Haroche said he was out walking with his wife when he got the call from the Nobel judges.

“I was in the street and passing a bench so I was able to sit down,” Haroche told a news conference in Stockholm by telephone. “It’s very overwhelming.”

He said his work in the realm of quantum physics could ultimately lead to unimaginably fast computers, with atoms that can essentially be in two different states at the same time. “You can do things which are prohibited by the laws of classical physics,” he told The Associated Press.

Haroche also said quantum research could help make GPS navigating systems more accurate.

‘Field of Dweebs’

NIST spokesman Jim Burrus said Wineland was asleep at home in Boulder when the call came in early Tuesday notifying him that he won; his wife answered the phone. Burrus said Wineland described the news as overwhelming and wonderful.

He said Wineland was a humble person who never expected to win prizes. He also doesn’t take himself very seriously: Wineland once played first base on a NIST softball team called “Field of Dweebs.”

Christopher Monroe, who does similar work at the Joint Quantum Institute at the University of Maryland, said the awarding of the prize to the two men “is not a big surprise to me. … It was sort of obvious that they were a package.”

Monroe said that thanks to the bizarre properties of the quantum world, when he and Wineland worked together in the 1990s, they were able to put a single atom in two places simultaneously.

At that time, it wasn’t clear that trapping single atoms could help pave the way to superfast quantum computers, he said. That whole field “just fell into our laps,'” Monroe said.

In an ordinary computer, information is represented in bits, each of which is either a zero or a one. But in a quantum computer, an individual particle can essentially represent a zero and a one at the same time — that is, until the result is read out. If scientists can make quantum bits, or “qubits,” work together, certain kinds of calculations could be done with blazing speed.

One example is prime factorization, the process of discovering which two prime numbers can be multiplied together to produce a given number. That has implications for breaking the encryption codes that provide the foundation for today’s secure financial transactions. However, quantum encryption could open the way for a new generation of secure communication tools as well.

Quantum computers could radically change people’s lives in the way that classical computers did last century, but a full-scale quantum computer is still decades away, the Nobel judges said. “The calculations would be incredibly much faster and exact, and you would be able to use it for areas like meteorology and for measuring the climate of the earth,” said Lars Bergstrom, the secretary of the prize committee.

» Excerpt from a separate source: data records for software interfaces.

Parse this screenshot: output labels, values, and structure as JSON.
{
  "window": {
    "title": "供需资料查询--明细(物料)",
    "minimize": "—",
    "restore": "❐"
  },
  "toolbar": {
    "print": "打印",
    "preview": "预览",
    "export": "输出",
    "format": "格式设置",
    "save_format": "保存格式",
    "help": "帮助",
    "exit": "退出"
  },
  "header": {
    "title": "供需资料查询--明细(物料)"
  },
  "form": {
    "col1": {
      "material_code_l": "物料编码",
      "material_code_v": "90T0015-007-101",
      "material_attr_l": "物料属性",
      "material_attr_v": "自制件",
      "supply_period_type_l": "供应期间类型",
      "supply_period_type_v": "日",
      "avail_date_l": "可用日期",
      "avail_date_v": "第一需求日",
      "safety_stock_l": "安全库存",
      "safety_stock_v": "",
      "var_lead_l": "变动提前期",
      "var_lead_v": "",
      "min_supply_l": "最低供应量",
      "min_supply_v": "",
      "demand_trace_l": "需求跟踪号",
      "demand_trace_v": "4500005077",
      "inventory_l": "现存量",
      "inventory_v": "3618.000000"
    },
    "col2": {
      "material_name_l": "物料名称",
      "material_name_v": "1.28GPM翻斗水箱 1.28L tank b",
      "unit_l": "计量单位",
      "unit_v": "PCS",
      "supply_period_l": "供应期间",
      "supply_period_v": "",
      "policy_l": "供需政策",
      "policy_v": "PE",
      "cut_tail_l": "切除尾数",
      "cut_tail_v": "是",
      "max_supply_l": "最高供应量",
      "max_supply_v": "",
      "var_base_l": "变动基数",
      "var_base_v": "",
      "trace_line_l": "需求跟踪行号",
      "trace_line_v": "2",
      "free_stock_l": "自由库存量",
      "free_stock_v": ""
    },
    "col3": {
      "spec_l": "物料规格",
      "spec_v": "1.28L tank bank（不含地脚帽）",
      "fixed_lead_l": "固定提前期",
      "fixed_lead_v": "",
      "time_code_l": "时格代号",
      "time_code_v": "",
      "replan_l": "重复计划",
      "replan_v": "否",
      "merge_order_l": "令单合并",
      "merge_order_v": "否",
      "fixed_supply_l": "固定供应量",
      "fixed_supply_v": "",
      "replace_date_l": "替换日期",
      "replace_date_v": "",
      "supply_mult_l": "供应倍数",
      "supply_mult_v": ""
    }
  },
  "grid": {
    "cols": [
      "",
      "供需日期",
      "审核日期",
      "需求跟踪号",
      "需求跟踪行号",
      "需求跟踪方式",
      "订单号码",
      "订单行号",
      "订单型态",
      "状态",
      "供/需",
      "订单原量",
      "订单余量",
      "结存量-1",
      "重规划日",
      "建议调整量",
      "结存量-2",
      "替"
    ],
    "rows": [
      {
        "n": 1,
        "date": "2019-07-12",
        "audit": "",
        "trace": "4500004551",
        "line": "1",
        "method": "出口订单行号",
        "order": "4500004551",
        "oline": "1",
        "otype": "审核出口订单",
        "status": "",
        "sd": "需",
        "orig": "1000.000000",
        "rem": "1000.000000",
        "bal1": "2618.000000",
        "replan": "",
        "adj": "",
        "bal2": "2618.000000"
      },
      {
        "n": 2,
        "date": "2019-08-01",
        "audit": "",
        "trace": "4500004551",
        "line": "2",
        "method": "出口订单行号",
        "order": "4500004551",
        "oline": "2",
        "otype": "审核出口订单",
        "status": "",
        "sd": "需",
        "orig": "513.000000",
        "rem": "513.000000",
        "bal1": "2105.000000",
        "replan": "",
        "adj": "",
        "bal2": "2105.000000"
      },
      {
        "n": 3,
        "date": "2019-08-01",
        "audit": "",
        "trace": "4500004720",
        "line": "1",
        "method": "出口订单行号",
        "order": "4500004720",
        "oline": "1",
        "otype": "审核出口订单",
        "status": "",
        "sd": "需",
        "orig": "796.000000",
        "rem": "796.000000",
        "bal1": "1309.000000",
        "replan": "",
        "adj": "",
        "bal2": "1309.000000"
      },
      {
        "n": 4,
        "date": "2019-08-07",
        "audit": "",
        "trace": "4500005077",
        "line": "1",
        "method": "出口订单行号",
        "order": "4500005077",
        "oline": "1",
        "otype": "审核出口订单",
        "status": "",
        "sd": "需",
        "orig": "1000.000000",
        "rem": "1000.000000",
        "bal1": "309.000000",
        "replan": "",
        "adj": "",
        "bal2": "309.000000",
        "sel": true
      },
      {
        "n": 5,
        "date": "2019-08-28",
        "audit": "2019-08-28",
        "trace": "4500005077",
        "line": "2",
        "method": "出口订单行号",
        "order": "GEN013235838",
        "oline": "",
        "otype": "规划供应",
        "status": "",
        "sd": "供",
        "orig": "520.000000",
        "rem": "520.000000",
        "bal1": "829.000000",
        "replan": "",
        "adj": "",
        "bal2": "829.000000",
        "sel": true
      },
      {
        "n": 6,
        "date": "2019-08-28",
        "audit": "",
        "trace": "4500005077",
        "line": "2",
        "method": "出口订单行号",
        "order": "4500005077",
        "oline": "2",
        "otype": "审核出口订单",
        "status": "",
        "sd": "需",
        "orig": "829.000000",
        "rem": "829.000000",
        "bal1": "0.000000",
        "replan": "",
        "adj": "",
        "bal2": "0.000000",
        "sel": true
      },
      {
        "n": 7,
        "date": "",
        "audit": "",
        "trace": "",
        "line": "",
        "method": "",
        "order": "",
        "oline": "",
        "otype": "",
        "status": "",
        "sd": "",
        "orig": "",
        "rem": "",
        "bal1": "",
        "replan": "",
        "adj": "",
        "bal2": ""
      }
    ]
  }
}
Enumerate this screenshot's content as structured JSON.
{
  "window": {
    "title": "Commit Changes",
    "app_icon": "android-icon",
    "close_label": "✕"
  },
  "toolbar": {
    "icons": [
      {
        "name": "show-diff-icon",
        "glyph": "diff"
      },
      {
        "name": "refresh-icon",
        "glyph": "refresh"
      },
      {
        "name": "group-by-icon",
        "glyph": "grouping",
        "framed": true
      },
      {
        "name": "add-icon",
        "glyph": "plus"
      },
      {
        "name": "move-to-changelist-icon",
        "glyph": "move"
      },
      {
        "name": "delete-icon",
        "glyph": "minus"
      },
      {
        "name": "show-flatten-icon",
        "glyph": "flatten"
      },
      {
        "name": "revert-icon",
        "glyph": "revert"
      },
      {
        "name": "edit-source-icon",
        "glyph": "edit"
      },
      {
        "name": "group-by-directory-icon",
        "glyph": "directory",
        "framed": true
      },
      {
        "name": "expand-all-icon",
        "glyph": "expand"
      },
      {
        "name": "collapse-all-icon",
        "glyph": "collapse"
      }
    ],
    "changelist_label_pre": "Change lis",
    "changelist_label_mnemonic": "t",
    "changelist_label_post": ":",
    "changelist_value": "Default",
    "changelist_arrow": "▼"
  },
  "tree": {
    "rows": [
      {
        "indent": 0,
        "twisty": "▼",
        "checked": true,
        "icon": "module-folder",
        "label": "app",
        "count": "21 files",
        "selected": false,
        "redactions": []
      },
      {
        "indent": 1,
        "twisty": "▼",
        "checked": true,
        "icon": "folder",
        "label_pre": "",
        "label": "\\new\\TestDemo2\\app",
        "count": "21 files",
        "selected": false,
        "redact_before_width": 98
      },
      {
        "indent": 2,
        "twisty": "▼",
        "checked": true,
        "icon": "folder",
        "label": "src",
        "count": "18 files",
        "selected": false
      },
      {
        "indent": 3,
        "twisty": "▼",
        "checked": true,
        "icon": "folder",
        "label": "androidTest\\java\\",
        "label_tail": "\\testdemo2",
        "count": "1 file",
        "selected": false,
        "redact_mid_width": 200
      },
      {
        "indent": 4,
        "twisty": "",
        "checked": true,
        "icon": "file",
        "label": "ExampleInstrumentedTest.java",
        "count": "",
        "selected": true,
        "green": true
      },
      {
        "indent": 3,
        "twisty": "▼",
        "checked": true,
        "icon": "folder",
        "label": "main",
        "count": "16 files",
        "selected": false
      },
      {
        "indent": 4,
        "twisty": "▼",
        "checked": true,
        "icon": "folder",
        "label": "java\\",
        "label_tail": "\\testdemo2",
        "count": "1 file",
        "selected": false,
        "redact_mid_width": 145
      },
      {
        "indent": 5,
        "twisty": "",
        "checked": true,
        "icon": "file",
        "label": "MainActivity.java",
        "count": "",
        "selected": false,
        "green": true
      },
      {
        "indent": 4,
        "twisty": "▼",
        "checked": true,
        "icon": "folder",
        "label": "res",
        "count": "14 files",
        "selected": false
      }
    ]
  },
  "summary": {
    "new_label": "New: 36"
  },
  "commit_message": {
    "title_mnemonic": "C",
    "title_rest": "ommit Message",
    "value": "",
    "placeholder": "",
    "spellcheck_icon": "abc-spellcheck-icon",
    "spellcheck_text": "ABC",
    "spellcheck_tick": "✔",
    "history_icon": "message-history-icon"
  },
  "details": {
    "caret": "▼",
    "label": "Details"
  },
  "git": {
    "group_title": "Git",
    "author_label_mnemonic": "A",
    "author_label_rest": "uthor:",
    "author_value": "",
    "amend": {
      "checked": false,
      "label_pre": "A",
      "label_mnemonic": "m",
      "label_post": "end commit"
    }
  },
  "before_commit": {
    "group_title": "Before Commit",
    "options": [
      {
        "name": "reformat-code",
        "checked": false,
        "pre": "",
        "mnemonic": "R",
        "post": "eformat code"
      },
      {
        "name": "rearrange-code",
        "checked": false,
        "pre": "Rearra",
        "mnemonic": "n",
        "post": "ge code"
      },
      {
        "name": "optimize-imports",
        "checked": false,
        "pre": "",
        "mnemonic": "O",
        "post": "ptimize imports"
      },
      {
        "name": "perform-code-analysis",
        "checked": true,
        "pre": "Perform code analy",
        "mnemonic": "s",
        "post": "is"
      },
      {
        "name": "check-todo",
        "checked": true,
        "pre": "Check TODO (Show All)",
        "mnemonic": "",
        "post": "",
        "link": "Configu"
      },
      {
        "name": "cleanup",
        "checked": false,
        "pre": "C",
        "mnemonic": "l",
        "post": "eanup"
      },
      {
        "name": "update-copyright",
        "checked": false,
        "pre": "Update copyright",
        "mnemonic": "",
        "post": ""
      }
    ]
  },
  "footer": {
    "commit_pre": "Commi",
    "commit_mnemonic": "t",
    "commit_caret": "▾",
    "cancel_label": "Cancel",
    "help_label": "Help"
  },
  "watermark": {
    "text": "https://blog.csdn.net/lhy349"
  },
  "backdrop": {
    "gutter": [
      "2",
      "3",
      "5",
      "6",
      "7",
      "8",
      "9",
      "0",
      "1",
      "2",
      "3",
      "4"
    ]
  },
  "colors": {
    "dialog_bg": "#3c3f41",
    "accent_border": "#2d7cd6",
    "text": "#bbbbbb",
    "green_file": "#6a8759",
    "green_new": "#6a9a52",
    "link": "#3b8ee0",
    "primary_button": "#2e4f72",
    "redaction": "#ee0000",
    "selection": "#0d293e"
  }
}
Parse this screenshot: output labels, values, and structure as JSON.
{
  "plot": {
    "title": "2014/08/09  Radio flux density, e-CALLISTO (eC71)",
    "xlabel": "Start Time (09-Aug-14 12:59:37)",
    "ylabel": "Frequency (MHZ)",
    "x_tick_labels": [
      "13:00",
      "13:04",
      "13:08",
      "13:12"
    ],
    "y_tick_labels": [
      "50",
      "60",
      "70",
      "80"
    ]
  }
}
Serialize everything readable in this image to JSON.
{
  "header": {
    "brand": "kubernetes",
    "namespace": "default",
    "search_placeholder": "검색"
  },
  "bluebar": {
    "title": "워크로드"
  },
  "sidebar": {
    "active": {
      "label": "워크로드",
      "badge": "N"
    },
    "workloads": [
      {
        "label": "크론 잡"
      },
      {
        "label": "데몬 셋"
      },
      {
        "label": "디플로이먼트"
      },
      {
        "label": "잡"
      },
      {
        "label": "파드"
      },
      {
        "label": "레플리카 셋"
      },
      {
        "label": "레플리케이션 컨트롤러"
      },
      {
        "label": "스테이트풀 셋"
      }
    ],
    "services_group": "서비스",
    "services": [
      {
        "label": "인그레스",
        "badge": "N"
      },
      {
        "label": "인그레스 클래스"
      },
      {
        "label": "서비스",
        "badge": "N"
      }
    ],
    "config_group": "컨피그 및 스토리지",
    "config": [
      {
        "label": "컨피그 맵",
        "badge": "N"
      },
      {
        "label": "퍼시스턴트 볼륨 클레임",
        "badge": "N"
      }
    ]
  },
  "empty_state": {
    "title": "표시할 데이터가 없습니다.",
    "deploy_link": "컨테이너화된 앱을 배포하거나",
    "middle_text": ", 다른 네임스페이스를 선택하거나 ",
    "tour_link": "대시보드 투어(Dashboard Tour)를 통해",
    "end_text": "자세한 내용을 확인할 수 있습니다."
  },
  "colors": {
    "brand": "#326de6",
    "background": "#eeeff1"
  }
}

The physics prize was the second of the 2012 Nobel Prizes to be announced, with the medicine prize going Monday to stem cell pioneers John Gurdon of Britain and Japan’s Shinya Yamanaka. Each award is worth 8 million kronor, or about $1.2 million.

The prizes are always handed out on Dec. 10, the anniversary of prize founder Alfred Nobel’s death in 1896.